_ASSIGNMENT_. Whenever a line below holds the word "title", copy that line.

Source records
_ _ _ _

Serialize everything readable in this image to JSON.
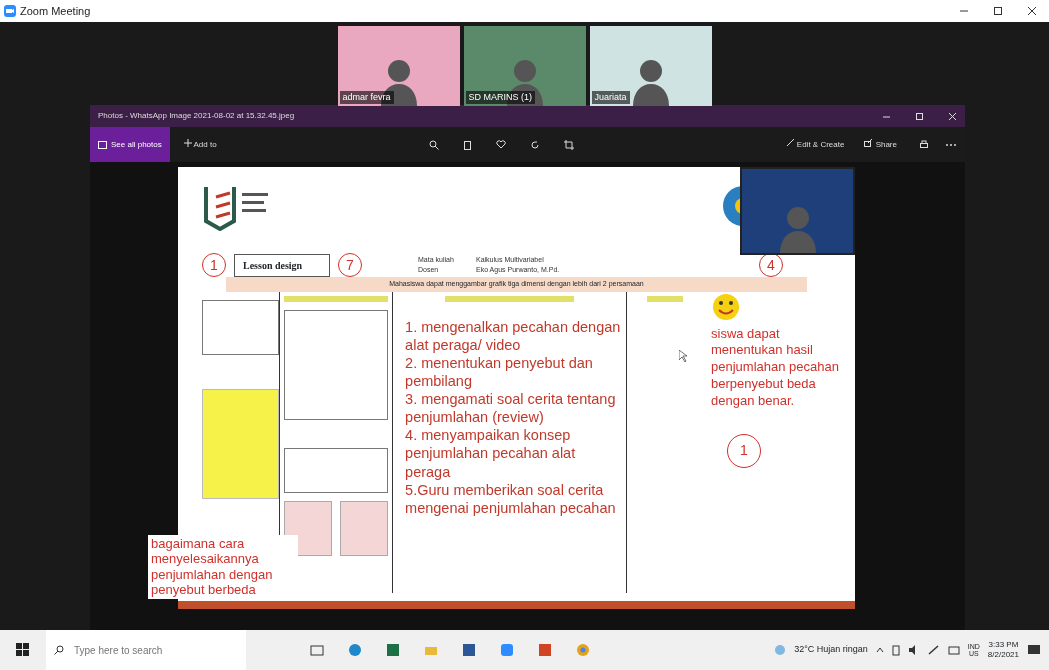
{
  "window": {
    "title": "Zoom Meeting"
  },
  "participants": [
    {
      "name": "admar fevra"
    },
    {
      "name": "SD MARINS (1)"
    },
    {
      "name": "Juariata"
    }
  ],
  "photos": {
    "title": "Photos - WhatsApp Image 2021-08-02 at 15.32.45.jpeg",
    "see_all": "See all photos",
    "add_to": "Add to",
    "edit_create": "Edit & Create",
    "share": "Share"
  },
  "slide": {
    "lesson_label": "Lesson design",
    "info": [
      {
        "label": "Mata kuliah",
        "value": "Kalkulus Multivariabel"
      },
      {
        "label": "Dosen",
        "value": "Eko Agus Purwanto, M.Pd."
      }
    ],
    "objective": "Mahasiswa dapat menggambar grafik tiga dimensi dengan lebih dari 2 persamaan",
    "steps": [
      "1. mengenalkan pecahan dengan alat peraga/ video",
      "2. menentukan penyebut dan pembilang",
      "3. mengamati soal cerita tentang penjumlahan (review)",
      "4. menyampaikan konsep penjumlahan pecahan alat peraga",
      "5.Guru memberikan soal cerita mengenai penjumlahan pecahan"
    ],
    "right_note": "siswa dapat menentukan hasil penjumlahan pecahan berpenyebut beda dengan benar.",
    "left_note": "bagaimana cara menyelesaikannya penjumlahan dengan penyebut berbeda",
    "circled_marks": [
      "1",
      "7",
      "4",
      "1"
    ]
  },
  "taskbar": {
    "search_placeholder": "Type here to search",
    "weather": "32°C Hujan ringan",
    "lang_top": "IND",
    "lang_bottom": "US",
    "time": "3:33 PM",
    "date": "8/2/2021"
  }
}
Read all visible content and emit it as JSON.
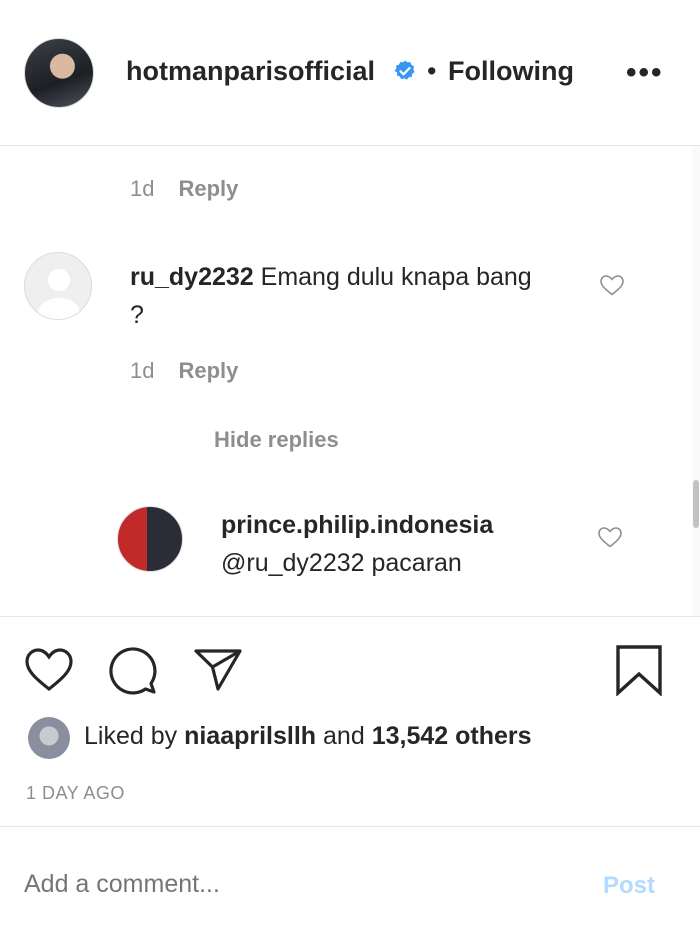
{
  "header": {
    "username": "hotmanparisofficial",
    "separator": "•",
    "follow_status": "Following",
    "more_label": "•••",
    "verified_color": "#3897f0"
  },
  "comments": {
    "prev_meta": {
      "time": "1d",
      "reply": "Reply"
    },
    "comment": {
      "username": "ru_dy2232",
      "text": "Emang dulu knapa bang ?",
      "time": "1d",
      "reply": "Reply"
    },
    "hide_replies": "Hide replies",
    "reply": {
      "username": "prince.philip.indonesia",
      "text": "@ru_dy2232 pacaran"
    }
  },
  "actions": {
    "icons": [
      "heart-icon",
      "comment-icon",
      "share-icon",
      "bookmark-icon"
    ]
  },
  "likes": {
    "prefix": "Liked by",
    "user": "niaaprilsllh",
    "and": "and",
    "count": "13,542 others"
  },
  "post_date": "1 DAY AGO",
  "comment_box": {
    "placeholder": "Add a comment...",
    "post_label": "Post"
  }
}
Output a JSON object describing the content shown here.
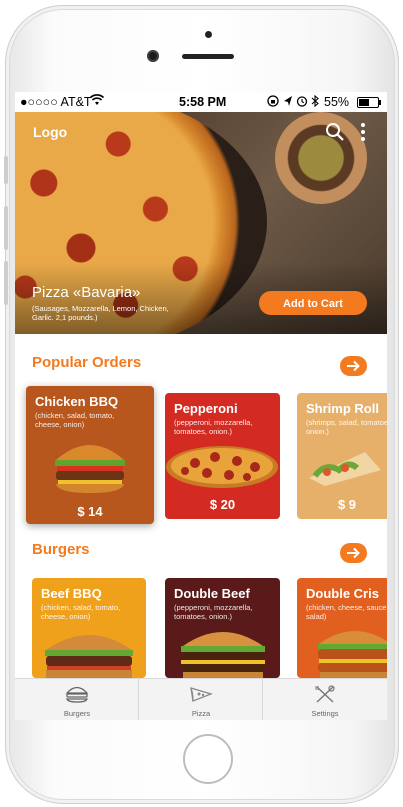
{
  "status_bar": {
    "carrier": "●○○○○ AT&T",
    "time": "5:58 PM",
    "battery": "55%"
  },
  "hero": {
    "logo": "Logo",
    "title": "Pizza «Bavaria»",
    "description": "(Sausages, Mozzarella, Lemon, Chicken, Garlic. 2,1 pounds.)",
    "add_to_cart": "Add to Cart"
  },
  "popular": {
    "title": "Popular Orders",
    "items": [
      {
        "name": "Chicken BBQ",
        "desc": "(chicken, salad, tomato, cheese, onion)",
        "price": "$ 14",
        "color": "#b7561d"
      },
      {
        "name": "Pepperoni",
        "desc": "(pepperoni, mozzarella, tomatoes, onion.)",
        "price": "$ 20",
        "color": "#d32a22"
      },
      {
        "name": "Shrimp Roll",
        "desc": "(shrimps, salad, tomatoes, onion.)",
        "price": "$ 9",
        "color": "#e6b06a"
      }
    ]
  },
  "burgers": {
    "title": "Burgers",
    "items": [
      {
        "name": "Beef BBQ",
        "desc": "(chicken, salad, tomato, cheese, onion)",
        "color": "#f0a11c"
      },
      {
        "name": "Double Beef",
        "desc": "(pepperoni, mozzarella, tomatoes, onion.)",
        "color": "#5a1a1a"
      },
      {
        "name": "Double Cris",
        "desc": "(chicken, cheese, sauce, salad)",
        "color": "#e2601f"
      }
    ]
  },
  "tabs": [
    {
      "label": "Burgers",
      "icon": "burger-icon"
    },
    {
      "label": "Pizza",
      "icon": "pizza-icon"
    },
    {
      "label": "Settings",
      "icon": "utensils-icon"
    }
  ],
  "colors": {
    "accent": "#f47a1f"
  }
}
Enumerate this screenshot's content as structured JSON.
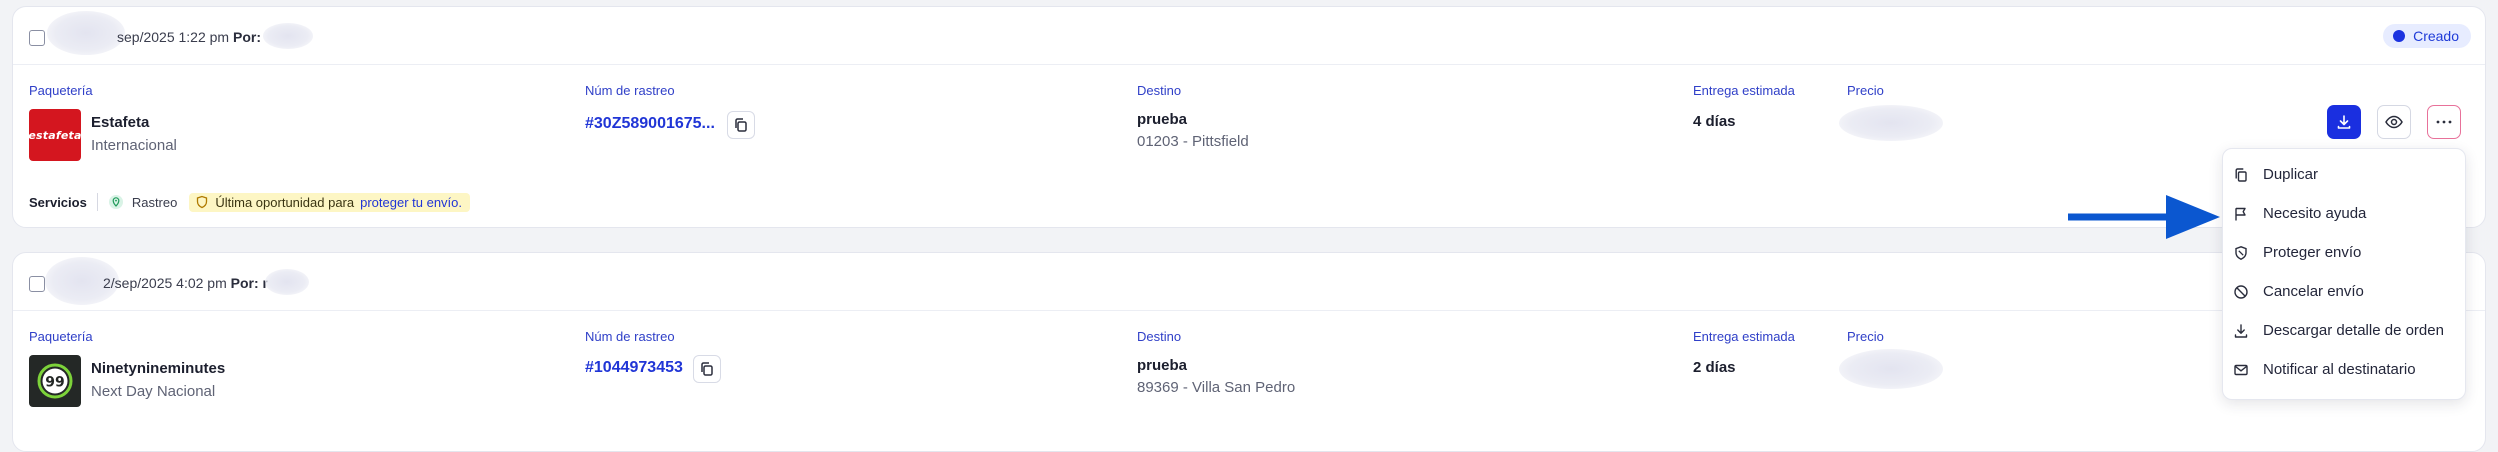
{
  "columns": {
    "carrier": "Paquetería",
    "tracking": "Núm de rastreo",
    "destination": "Destino",
    "estimated": "Entrega estimada",
    "price": "Precio"
  },
  "shipments": [
    {
      "header_date": "sep/2025 1:22 pm",
      "header_by": "Por:",
      "status": "Creado",
      "carrier_name": "Estafeta",
      "carrier_service": "Internacional",
      "carrier_logo_text": "estafeta",
      "tracking": "#30Z589001675...",
      "dest_name": "prueba",
      "dest_address": "01203 - Pittsfield",
      "estimated": "4 días",
      "services_label": "Servicios",
      "service_rastreo": "Rastreo",
      "promo_text": "Última oportunidad para",
      "promo_link": "proteger tu envío."
    },
    {
      "header_date": "2/sep/2025 4:02 pm",
      "header_by": "Por: r",
      "carrier_name": "Ninetynineminutes",
      "carrier_service": "Next Day Nacional",
      "carrier_logo_text": "99",
      "tracking": "#1044973453",
      "dest_name": "prueba",
      "dest_address": "89369 - Villa San Pedro",
      "estimated": "2 días"
    }
  ],
  "menu": {
    "items": [
      {
        "label": "Duplicar",
        "icon": "copy-icon"
      },
      {
        "label": "Necesito ayuda",
        "icon": "flag-icon"
      },
      {
        "label": "Proteger envío",
        "icon": "shield-icon"
      },
      {
        "label": "Cancelar envío",
        "icon": "cancel-icon"
      },
      {
        "label": "Descargar detalle de orden",
        "icon": "download-icon"
      },
      {
        "label": "Notificar al destinatario",
        "icon": "mail-icon"
      }
    ]
  },
  "colors": {
    "accent": "#1a2fe0",
    "status_badge_bg": "#e7ecff",
    "estafeta_red": "#d4161f",
    "promo_bg": "#fdf6c4",
    "arrow": "#0b57d0"
  }
}
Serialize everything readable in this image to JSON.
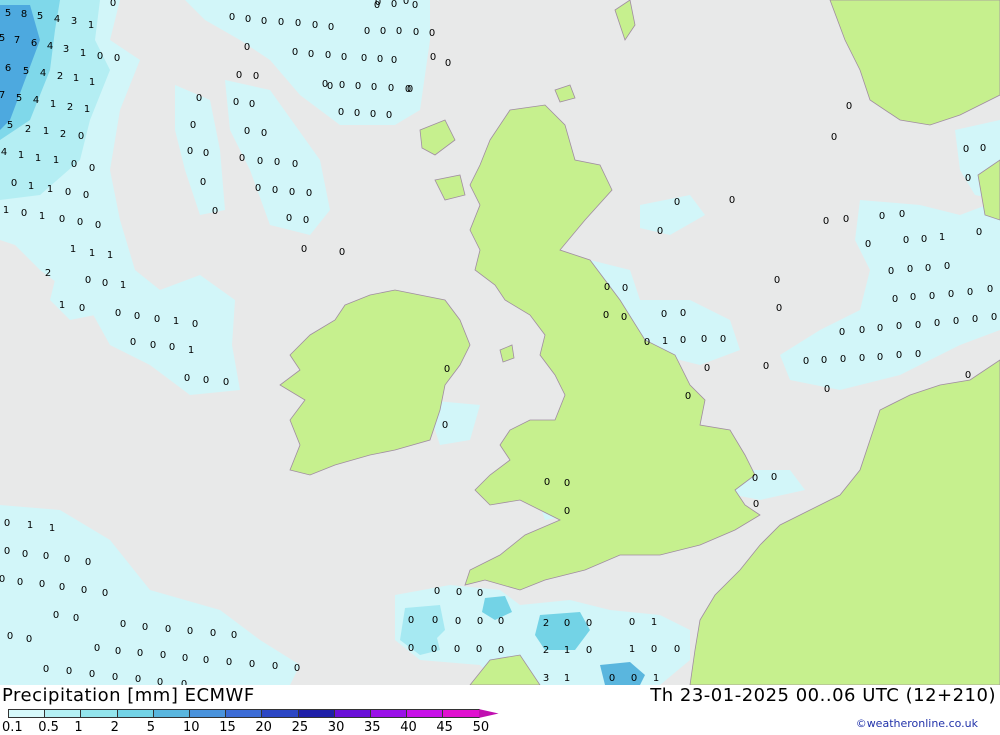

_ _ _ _

_COMPLETED EXERCISE_.
    "title": "Zoom Meeting"
    "title": "Photos - WhatsApp Image 2021-08-02 at 15.32.45.jpeg",
    "title": "Pizza «Bavaria»",
    "title": "Popular Orders",
    "title": "Burgers",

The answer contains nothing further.